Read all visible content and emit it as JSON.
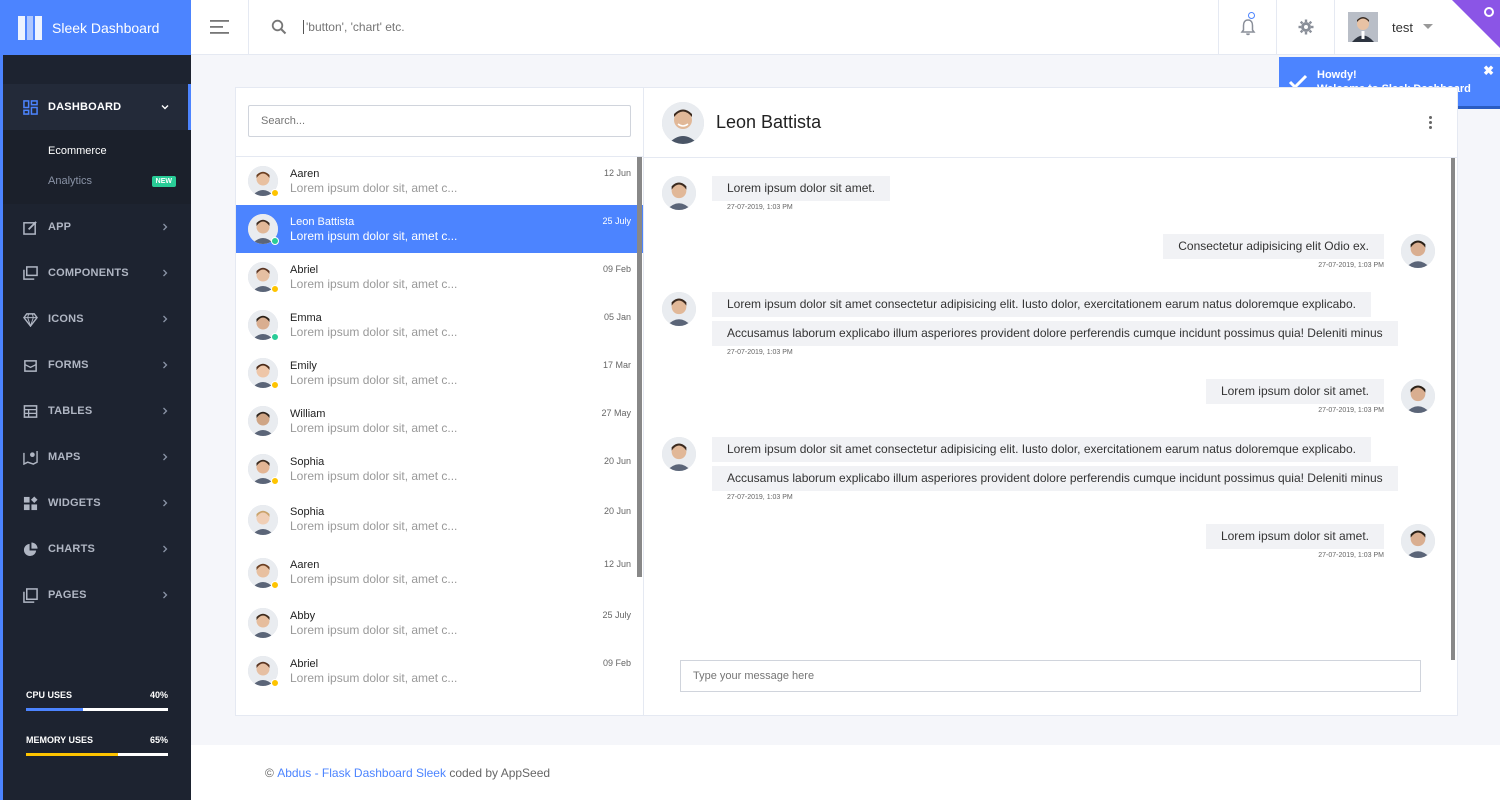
{
  "brand": {
    "title": "Sleek Dashboard"
  },
  "search": {
    "placeholder": "'button', 'chart' etc."
  },
  "header": {
    "username": "test"
  },
  "toast": {
    "title": "Howdy!",
    "message": "Welcome to Sleek Dashboard",
    "close": "✖"
  },
  "sidebar": {
    "dashboard": {
      "label": "Dashboard"
    },
    "submenu": [
      {
        "label": "Ecommerce"
      },
      {
        "label": "Analytics",
        "badge": "NEW"
      }
    ],
    "items": [
      {
        "label": "App",
        "icon": "app-icon"
      },
      {
        "label": "Components",
        "icon": "components-icon"
      },
      {
        "label": "Icons",
        "icon": "diamond-icon"
      },
      {
        "label": "Forms",
        "icon": "forms-icon"
      },
      {
        "label": "Tables",
        "icon": "table-icon"
      },
      {
        "label": "Maps",
        "icon": "map-icon"
      },
      {
        "label": "Widgets",
        "icon": "widgets-icon"
      },
      {
        "label": "Charts",
        "icon": "pie-chart-icon"
      },
      {
        "label": "Pages",
        "icon": "pages-icon"
      }
    ],
    "cpu": {
      "label": "CPU USES",
      "value": "40%",
      "percent": 40,
      "color": "#4c84ff"
    },
    "memory": {
      "label": "MEMORY USES",
      "value": "65%",
      "percent": 65,
      "color": "#fec400"
    }
  },
  "contacts": {
    "search_placeholder": "Search...",
    "list": [
      {
        "name": "Aaren",
        "date": "12 Jun",
        "preview": "Lorem ipsum dolor sit, amet c...",
        "status": "#fec400"
      },
      {
        "name": "Leon Battista",
        "date": "25 July",
        "preview": "Lorem ipsum dolor sit, amet c...",
        "status": "#29cc97"
      },
      {
        "name": "Abriel",
        "date": "09 Feb",
        "preview": "Lorem ipsum dolor sit, amet c...",
        "status": "#fec400"
      },
      {
        "name": "Emma",
        "date": "05 Jan",
        "preview": "Lorem ipsum dolor sit, amet c...",
        "status": "#29cc97"
      },
      {
        "name": "Emily",
        "date": "17 Mar",
        "preview": "Lorem ipsum dolor sit, amet c...",
        "status": "#fec400"
      },
      {
        "name": "William",
        "date": "27 May",
        "preview": "Lorem ipsum dolor sit, amet c...",
        "status": ""
      },
      {
        "name": "Sophia",
        "date": "20 Jun",
        "preview": "Lorem ipsum dolor sit, amet c...",
        "status": "#fec400"
      },
      {
        "name": "Sophia",
        "date": "20 Jun",
        "preview": "Lorem ipsum dolor sit, amet c...",
        "status": ""
      },
      {
        "name": "Aaren",
        "date": "12 Jun",
        "preview": "Lorem ipsum dolor sit, amet c...",
        "status": "#fec400"
      },
      {
        "name": "Abby",
        "date": "25 July",
        "preview": "Lorem ipsum dolor sit, amet c...",
        "status": ""
      },
      {
        "name": "Abriel",
        "date": "09 Feb",
        "preview": "Lorem ipsum dolor sit, amet c...",
        "status": "#fec400"
      }
    ]
  },
  "chat": {
    "title": "Leon Battista",
    "messages": [
      {
        "side": "left",
        "lines": [
          "Lorem ipsum dolor sit amet."
        ],
        "time": "27-07-2019, 1:03 PM"
      },
      {
        "side": "right",
        "lines": [
          "Consectetur adipisicing elit Odio ex."
        ],
        "time": "27-07-2019, 1:03 PM"
      },
      {
        "side": "left",
        "lines": [
          "Lorem ipsum dolor sit amet consectetur adipisicing elit. Iusto dolor, exercitationem earum natus doloremque explicabo.",
          "Accusamus laborum explicabo illum asperiores provident dolore perferendis cumque incidunt possimus quia! Deleniti minus"
        ],
        "time": "27-07-2019, 1:03 PM"
      },
      {
        "side": "right",
        "lines": [
          "Lorem ipsum dolor sit amet."
        ],
        "time": "27-07-2019, 1:03 PM"
      },
      {
        "side": "left",
        "lines": [
          "Lorem ipsum dolor sit amet consectetur adipisicing elit. Iusto dolor, exercitationem earum natus doloremque explicabo.",
          "Accusamus laborum explicabo illum asperiores provident dolore perferendis cumque incidunt possimus quia! Deleniti minus"
        ],
        "time": "27-07-2019, 1:03 PM"
      },
      {
        "side": "right",
        "lines": [
          "Lorem ipsum dolor sit amet."
        ],
        "time": "27-07-2019, 1:03 PM"
      }
    ],
    "compose_placeholder": "Type your message here"
  },
  "footer": {
    "copy": "©",
    "author": "Abdus",
    "sep": "-",
    "product": "Flask Dashboard Sleek",
    "suffix": "coded by AppSeed"
  }
}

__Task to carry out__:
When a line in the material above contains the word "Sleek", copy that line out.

__Exercise response__:
    "title": "Sleek Dashboard"
    "message": "Welcome to Sleek Dashboard",
    "product": "Flask Dashboard Sleek",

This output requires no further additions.